Compared with the glacial pace of traditional mortgage underwriting, hard money loans can be processed in just days to weeks. For real estate investors, speed can sometimes make all the difference when it comes to closing a deal — for example, when bidding on a competitive property at auction.
Don’t require strong credit history
You don’t need a good credit score or loads of financial documentation to get a hard money loan. While traditional mortgage underwriting focuses on borrower income and credit history, hard money lenders extend loans on the basis of collateral, such as a house or building. For this reason, hard money lenders need to know the estimated market value of the property after the planned renovations are completed. This estimate is called the “after repair value” or ARV of the property.
Drawbacks of hard money loans
- The interest rates are much higher than conventional loans.
- The processing fees are costly, up to three points or more.
- There are usually prepayment penalties for paying off the loan early.
- The down payment requirement is large, usually 30 percent or more of the total value of the loan.
Hard money loans are costly compared with traditional loans. Interest rates can range from two to 10 percentage points higher than for conventional mortgages, so these loans are best used for short-term projects. The upfront fees are expensive. They can be as high as three to five points or more, and closing costs are likely to be steep as well.
Conservative loan-to-value ratios
You’ll need significant assets to qualify for a hard money loan. Hard money lenders typically require loan-to-value (LTV) ratios of around 50 percent to 70 percent. That’s considerably more conservative than for conventional mortgages. By comparison, Fannie Mae guidelines specify LTVs from 75 percent to as high as 97 percent.
Best for short-term funding
With typical repayment periods of one to five years, hard money loans are most suitable for short-term projects, such as when an investor expects to quickly fix up and sell a property for a profit. Some hard money loans are structured as interest only loans, followed by a large balloon payment.
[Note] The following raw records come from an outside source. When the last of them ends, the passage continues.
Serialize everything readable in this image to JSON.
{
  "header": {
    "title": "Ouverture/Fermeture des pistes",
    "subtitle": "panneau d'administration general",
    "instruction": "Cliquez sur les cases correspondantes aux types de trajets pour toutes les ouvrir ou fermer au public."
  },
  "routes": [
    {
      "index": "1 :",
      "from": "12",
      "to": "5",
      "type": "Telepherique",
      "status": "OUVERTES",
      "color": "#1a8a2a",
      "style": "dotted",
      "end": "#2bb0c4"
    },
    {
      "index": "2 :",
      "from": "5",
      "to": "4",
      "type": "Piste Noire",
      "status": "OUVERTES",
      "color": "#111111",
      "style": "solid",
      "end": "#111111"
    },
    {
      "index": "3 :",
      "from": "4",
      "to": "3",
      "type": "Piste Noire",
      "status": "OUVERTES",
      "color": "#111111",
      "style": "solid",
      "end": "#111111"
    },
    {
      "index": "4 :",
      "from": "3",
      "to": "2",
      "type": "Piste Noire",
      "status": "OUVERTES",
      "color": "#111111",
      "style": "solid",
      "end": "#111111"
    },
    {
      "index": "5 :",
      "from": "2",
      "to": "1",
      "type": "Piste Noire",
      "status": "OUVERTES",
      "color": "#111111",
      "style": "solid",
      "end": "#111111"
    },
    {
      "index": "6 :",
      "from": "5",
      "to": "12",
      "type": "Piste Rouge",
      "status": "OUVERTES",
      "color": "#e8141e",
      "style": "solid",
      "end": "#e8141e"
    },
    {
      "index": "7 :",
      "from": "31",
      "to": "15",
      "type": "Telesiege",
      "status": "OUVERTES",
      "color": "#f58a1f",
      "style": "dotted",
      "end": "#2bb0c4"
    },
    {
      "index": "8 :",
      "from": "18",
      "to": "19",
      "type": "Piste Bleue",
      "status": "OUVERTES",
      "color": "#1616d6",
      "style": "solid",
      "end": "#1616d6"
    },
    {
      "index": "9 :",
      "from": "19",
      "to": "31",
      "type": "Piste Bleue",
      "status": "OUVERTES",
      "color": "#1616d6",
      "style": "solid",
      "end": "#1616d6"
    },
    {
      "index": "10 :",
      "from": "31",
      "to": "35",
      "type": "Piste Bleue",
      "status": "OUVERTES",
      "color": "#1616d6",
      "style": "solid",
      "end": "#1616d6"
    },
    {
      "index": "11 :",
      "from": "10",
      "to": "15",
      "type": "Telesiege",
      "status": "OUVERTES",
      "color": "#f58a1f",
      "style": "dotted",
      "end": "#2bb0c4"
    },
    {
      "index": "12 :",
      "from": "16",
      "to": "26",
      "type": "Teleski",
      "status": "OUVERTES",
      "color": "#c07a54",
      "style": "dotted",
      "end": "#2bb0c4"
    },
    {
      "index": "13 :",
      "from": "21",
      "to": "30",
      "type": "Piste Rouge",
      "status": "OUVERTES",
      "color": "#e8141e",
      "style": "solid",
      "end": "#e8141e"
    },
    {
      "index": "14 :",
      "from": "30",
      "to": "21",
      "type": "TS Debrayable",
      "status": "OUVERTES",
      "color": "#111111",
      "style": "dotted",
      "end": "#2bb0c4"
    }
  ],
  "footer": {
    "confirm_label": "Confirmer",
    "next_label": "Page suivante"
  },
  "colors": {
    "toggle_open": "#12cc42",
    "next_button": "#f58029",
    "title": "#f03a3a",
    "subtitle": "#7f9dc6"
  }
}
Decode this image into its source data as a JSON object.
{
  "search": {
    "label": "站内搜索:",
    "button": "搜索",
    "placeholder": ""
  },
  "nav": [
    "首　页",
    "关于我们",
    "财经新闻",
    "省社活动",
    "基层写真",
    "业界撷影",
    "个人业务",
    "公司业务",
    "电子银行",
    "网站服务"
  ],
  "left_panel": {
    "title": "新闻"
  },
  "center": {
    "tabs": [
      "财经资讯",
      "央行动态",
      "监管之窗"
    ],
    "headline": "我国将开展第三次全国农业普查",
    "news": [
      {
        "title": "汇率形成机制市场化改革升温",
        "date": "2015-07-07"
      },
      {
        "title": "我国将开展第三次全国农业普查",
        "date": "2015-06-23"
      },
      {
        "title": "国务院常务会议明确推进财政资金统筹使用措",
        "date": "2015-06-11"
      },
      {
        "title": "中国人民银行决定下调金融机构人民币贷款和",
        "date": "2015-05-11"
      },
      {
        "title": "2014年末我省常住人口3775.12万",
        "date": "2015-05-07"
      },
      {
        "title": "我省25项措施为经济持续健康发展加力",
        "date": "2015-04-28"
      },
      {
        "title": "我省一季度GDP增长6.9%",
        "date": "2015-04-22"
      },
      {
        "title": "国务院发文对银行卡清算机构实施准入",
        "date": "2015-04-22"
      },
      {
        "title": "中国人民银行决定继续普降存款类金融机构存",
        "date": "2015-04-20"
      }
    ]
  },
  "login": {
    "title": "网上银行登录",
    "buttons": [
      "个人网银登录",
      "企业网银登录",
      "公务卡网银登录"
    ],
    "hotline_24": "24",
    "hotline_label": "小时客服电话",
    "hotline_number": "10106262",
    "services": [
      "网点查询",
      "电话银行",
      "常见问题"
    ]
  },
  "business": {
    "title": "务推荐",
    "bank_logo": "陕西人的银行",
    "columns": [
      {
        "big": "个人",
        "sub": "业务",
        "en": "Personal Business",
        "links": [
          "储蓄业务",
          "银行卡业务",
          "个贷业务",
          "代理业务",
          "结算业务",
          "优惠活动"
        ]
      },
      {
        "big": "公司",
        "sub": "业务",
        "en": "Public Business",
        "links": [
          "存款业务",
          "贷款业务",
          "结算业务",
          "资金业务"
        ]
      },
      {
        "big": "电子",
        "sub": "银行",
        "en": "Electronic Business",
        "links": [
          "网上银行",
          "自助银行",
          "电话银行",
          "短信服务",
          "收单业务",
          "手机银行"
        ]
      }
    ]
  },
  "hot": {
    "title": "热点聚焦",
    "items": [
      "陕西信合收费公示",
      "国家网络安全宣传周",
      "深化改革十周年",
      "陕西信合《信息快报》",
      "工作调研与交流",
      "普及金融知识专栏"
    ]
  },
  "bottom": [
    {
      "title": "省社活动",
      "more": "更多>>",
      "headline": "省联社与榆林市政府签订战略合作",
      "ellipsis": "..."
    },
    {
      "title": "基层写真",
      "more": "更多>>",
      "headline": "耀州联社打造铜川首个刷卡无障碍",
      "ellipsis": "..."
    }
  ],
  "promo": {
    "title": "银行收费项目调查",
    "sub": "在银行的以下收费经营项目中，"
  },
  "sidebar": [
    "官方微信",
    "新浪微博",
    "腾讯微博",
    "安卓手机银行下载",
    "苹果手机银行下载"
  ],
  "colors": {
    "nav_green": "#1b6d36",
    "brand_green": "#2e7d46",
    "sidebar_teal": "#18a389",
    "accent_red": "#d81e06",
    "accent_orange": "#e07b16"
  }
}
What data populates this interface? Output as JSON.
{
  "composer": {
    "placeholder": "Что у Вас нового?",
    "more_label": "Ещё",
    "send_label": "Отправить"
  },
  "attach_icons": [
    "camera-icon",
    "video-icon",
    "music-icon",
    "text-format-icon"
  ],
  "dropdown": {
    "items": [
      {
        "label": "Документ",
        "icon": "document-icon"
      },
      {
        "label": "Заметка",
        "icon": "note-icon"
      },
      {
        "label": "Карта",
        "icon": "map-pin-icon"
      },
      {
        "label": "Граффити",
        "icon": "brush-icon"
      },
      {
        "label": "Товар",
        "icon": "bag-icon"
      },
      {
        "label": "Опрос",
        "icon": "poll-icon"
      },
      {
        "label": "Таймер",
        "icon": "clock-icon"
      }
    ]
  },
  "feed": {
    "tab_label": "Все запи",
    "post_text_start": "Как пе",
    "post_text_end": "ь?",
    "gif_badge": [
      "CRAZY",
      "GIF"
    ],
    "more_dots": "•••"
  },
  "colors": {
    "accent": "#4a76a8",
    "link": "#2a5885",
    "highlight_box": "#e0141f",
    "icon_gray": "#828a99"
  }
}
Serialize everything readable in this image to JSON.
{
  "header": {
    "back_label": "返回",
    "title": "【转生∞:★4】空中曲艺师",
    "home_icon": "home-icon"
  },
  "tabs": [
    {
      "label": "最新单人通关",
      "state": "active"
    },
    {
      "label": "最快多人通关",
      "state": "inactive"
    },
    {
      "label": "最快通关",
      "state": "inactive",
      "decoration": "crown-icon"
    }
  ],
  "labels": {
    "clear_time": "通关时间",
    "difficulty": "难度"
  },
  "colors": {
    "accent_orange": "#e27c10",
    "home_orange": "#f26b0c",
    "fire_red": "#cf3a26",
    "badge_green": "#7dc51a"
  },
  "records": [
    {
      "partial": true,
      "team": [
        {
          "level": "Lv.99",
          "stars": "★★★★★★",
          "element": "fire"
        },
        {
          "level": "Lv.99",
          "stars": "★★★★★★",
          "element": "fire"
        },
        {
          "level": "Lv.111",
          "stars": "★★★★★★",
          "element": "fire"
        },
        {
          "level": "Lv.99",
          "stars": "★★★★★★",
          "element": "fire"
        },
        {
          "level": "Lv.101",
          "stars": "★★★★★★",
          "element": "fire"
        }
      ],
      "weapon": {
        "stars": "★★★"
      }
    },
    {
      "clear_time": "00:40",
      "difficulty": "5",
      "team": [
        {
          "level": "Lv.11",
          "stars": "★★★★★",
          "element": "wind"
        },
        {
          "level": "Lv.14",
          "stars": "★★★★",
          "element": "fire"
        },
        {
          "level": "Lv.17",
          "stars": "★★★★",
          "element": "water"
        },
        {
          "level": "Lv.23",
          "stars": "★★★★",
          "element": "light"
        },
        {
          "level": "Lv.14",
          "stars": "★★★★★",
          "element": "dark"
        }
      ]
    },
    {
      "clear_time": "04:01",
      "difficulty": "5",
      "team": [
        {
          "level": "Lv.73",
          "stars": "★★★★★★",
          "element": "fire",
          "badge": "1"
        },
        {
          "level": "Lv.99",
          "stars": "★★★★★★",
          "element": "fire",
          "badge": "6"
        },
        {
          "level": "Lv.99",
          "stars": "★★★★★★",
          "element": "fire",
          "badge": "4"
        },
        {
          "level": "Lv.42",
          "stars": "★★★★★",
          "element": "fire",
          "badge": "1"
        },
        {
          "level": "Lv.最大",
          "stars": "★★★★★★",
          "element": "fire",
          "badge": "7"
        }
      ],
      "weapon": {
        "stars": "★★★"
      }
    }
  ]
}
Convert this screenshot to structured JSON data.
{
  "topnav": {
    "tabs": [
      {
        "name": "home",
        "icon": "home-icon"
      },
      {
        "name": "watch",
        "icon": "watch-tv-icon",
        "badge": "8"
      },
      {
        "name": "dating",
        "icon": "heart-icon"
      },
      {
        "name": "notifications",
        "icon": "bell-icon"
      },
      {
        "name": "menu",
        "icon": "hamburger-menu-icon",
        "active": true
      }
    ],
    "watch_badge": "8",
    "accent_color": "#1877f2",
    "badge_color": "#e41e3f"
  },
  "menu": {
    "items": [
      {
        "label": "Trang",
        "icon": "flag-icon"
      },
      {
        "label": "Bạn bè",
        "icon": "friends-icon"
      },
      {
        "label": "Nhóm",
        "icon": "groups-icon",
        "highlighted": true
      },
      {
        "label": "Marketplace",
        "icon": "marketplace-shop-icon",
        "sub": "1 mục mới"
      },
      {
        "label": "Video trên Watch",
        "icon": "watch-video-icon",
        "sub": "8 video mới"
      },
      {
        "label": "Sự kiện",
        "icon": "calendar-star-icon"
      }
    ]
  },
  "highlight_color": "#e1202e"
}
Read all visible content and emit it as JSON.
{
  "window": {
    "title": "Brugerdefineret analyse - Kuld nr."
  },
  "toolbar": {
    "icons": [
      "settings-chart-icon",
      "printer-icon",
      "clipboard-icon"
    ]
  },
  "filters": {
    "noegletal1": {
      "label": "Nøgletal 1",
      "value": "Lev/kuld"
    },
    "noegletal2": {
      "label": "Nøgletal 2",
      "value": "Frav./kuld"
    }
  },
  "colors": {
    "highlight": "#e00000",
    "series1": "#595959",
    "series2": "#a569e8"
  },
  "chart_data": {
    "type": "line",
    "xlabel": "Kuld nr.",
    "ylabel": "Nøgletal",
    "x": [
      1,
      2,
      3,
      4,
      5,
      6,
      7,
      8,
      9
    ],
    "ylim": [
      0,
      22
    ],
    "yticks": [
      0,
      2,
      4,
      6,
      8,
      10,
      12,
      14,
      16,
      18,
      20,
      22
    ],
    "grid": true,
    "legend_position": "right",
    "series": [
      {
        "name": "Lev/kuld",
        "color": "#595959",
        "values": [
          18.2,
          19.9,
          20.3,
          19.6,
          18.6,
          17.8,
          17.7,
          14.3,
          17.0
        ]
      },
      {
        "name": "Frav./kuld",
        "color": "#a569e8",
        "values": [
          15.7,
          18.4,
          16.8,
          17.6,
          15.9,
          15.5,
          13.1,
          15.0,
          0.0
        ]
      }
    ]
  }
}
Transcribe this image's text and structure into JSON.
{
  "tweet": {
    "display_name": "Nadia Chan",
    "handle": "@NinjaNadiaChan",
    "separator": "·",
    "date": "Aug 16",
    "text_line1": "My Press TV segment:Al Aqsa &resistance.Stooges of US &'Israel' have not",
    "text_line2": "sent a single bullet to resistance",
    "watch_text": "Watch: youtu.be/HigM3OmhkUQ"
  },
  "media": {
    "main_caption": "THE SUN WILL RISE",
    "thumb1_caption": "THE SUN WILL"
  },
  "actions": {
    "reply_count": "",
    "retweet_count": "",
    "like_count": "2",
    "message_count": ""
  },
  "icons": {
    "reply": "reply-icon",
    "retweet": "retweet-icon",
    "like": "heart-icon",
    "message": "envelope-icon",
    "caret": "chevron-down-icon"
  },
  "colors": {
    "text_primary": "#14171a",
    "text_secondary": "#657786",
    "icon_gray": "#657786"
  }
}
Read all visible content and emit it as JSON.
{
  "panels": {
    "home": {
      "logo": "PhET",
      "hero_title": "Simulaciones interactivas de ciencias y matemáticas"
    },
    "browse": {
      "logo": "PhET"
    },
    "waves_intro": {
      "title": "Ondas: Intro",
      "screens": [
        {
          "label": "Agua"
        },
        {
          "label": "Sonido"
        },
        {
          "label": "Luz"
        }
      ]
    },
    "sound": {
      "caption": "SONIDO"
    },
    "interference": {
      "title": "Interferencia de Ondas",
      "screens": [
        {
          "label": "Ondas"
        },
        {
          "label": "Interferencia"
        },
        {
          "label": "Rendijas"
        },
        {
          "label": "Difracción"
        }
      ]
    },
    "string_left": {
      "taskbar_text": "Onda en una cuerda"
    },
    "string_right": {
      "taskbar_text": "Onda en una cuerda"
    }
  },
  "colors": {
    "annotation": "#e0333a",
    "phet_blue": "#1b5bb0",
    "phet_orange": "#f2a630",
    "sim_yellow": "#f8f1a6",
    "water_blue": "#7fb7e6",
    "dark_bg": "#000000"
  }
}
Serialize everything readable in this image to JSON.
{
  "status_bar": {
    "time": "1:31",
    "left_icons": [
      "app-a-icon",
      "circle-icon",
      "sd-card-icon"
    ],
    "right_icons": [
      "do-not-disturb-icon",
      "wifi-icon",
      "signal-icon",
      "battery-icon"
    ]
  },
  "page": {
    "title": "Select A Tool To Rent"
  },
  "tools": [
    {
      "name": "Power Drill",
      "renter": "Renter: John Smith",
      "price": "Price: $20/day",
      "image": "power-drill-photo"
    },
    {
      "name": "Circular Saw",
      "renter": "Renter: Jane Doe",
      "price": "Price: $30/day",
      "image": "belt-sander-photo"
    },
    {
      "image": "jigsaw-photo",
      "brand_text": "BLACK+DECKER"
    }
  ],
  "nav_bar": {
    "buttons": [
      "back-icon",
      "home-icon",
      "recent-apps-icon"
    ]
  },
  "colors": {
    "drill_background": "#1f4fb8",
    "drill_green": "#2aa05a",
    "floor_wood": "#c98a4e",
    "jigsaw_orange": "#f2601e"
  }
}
Some investors use a hard money loan to fund renovations on a property, then quickly refinance to a conventional mortgage with a lower interest rate.
Regulations for hard money lending
Hard money lenders are subject to federal and state laws, which bar them from lending to people who cannot repay the loan. By law, hard money lenders have to establish that a borrower has the means to make the monthly payments and any scheduled balloon payment.
How to find a hard money lender
Finding hard money lenders in your area can take a bit of work. Your first step should be to ask local real estate agents for referrals. You can also check with any real estate investment groups in your town, who are likely to have relationships with such lenders.
Next, try national online lenders that provide loans for residential or commercial investments. Research the lenders before contacting them to determine their specialization. Some lenders, like LendingHome, Lima One Capital, and Patch of Land, focus on investors who are renovating and flipping properties. Visio Lending is another hard money lender covering rental property investments. Finance of America Commercial and Delancey Street offer financing for commercial properties.